$1 million bail set in New Roads slaying  

Judge James Best of 18th Judicial District Court set bail of $1 million Friday for a 24-year-old man booked with first-degree murder in the fatal beating of his 91-year-old grandmother.

Deputies arrested Brandon Battley, of New Roads, on Thursday night at a hospital in Lafayette in connection with the death of his grandmother, Beulah Morris, whose body was found Tuesday afternoon on the kitchen floor of her home, 8623 Pecan Drive, New Roads.

Pointe Coupee Parish Sheriff Bud Torres said Morris died from blunt-force trauma to the head. Detectives ruled out the possibility she had been killed during a robbery attempt because nothing was taken from the house.

Investigators said Thursday they think the victim was killed sometime Monday or Tuesday.

The slaying took place in what Morris’ neighbors described as a tight-knit community of retirees living on a dead-end street who all looked out for one another.

Morris’ body was discovered by Battley’s mother, Connie Morris, 53, who said Wednesday she went to check on her mother after learning from her brother, who is Beulah Morris’ son, that Beulah Morris hadn’t answered the door when he knocked.

“She was in the kitchen, wrapped up in a quilt or blanket,” Connie Morris said. “The bed was untouched. I didn’t see anything out of place.”

Connie Morris said Wednesday her last contact with her mother came Saturday, when they had a telephone conversation. But Connie Morris declined to answer questions Friday regarding her son’s arrest in her mother’s slaying.

Sheriff’s Capt. Bret Robillard said Friday that Battley had no prior criminal convictions.

Homicide investigators arrested Battley at the Acadia Vermilion Hospital in Lafayette.

Sheriff Torres said Battley admitted himself to the hospital, citing mental issues.

According to Vermilion Hospital’s website, the 54-bed facility provides care to patients suffering from mental illness and chemical dependency.

Torres said Friday the Sheriff’s Office is awaiting the results of a medical evaluation of Battley to help determine the future course of its investigation.

“He’s talking to us (but) we don’t know the value of his statements, given his possible mental conditions,” Torres said. “In cases like this, we let the shrinks evaluate them and then they give us their opinion.”

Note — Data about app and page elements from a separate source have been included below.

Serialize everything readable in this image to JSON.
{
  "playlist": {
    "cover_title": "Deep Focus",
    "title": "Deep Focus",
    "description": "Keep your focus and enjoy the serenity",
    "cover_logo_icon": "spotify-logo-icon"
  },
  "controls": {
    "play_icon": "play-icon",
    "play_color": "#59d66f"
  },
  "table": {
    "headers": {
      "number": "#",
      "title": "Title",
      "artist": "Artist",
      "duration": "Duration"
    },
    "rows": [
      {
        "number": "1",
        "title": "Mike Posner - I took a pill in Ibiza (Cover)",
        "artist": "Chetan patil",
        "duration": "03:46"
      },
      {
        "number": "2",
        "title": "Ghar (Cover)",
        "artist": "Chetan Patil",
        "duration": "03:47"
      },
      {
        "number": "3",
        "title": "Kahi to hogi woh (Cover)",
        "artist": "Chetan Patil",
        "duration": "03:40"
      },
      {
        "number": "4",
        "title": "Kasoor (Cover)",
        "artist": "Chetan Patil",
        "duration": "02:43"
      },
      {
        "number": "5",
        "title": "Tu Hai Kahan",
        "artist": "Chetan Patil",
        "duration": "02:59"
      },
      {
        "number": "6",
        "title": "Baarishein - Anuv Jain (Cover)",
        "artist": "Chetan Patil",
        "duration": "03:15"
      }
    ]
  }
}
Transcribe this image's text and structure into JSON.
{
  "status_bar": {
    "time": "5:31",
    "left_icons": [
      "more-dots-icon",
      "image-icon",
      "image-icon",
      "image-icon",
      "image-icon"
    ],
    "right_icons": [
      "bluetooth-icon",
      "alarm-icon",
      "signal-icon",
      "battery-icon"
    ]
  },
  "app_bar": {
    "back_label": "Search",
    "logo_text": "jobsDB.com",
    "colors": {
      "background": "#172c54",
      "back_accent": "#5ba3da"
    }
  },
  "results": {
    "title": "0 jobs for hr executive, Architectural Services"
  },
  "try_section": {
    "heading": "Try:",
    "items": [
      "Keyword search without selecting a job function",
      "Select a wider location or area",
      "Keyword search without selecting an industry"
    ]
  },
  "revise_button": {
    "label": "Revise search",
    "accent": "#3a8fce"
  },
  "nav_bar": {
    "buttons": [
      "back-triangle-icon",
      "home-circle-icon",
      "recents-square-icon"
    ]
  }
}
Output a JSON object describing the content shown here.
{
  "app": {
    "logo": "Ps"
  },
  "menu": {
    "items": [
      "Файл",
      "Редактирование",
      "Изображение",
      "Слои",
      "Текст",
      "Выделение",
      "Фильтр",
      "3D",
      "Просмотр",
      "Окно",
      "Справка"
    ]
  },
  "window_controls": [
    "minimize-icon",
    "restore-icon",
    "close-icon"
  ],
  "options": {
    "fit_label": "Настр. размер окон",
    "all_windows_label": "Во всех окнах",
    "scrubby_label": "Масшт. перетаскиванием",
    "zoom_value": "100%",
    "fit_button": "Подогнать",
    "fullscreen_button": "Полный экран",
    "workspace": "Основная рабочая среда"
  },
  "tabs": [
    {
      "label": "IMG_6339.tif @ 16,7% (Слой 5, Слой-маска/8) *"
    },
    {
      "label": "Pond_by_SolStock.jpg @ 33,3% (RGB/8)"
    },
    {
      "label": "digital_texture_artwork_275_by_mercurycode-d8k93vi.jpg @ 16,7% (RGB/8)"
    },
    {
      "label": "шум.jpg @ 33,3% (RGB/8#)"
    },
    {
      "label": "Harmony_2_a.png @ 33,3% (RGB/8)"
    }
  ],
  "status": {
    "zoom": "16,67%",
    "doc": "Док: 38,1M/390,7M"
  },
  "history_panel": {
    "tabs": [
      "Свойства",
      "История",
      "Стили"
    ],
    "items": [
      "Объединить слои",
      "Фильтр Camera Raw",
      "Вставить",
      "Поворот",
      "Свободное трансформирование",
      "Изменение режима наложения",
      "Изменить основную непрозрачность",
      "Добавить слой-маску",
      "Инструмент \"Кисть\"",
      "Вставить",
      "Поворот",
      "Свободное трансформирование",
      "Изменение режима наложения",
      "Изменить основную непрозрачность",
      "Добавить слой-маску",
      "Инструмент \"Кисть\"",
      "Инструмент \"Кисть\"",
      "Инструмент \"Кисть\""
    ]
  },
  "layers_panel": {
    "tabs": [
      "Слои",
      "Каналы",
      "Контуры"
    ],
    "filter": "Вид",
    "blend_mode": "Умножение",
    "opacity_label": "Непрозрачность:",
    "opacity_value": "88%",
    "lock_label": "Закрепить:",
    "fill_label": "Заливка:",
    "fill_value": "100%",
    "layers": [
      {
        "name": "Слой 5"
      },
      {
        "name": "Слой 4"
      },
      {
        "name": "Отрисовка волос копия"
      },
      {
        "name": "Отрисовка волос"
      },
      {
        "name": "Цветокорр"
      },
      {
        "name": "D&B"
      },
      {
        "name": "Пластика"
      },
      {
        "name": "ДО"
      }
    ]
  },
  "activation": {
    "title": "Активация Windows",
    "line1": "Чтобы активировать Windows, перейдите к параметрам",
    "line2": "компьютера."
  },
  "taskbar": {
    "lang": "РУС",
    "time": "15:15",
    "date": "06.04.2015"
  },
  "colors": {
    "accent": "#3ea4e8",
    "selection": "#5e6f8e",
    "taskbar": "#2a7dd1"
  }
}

Annette Battley, who lived across the street from Beulah Morris for more than 40 years, said Brandon Battley has struggled with mental issues all his life. Annette Battley added that Brandon Battley is her father’s third cousin.

“He used to go in and out of a mental hospital in Denham Springs,” Annette Battley said. “I feel so sorry for him, too. He used to play with my children. When he was younger, he was OK. He got worse when he was older.”

Peter Purpera, an investigator with the Pointe Coupee Parish Coroner’s Office, declined to comment Friday on whether his office was ever asked to take Brandon Battley into protective custody for mental evaluations.

Under Louisiana law, family members may file protective custody applications with any parish coroner’s office for someone they suspect may be suffering from mental illness or substance abuse.

Annette Battley said she hadn’t seen Brandon Battley in several weeks, but his alleged involvement in Beulah Morris’ death wasn’t a “complete shock” to her: “The way people were saying she was found in that house, I suspected it might have been him.”

However, Harold Terrance, Morris’ 63-year-old next-door neighbor, said the grandson’s arrest did surprise him.

“I couldn’t see him doing that,” Terrance said Friday. “He cared for her. He had great respect for her. But you just never know, I guess.

“I didn’t see him there on a regular basis — just a few times when he was over there cutting her grass,” Terrance said. “But I always believed it had to be somebody she knew because it wasn’t forced entry.”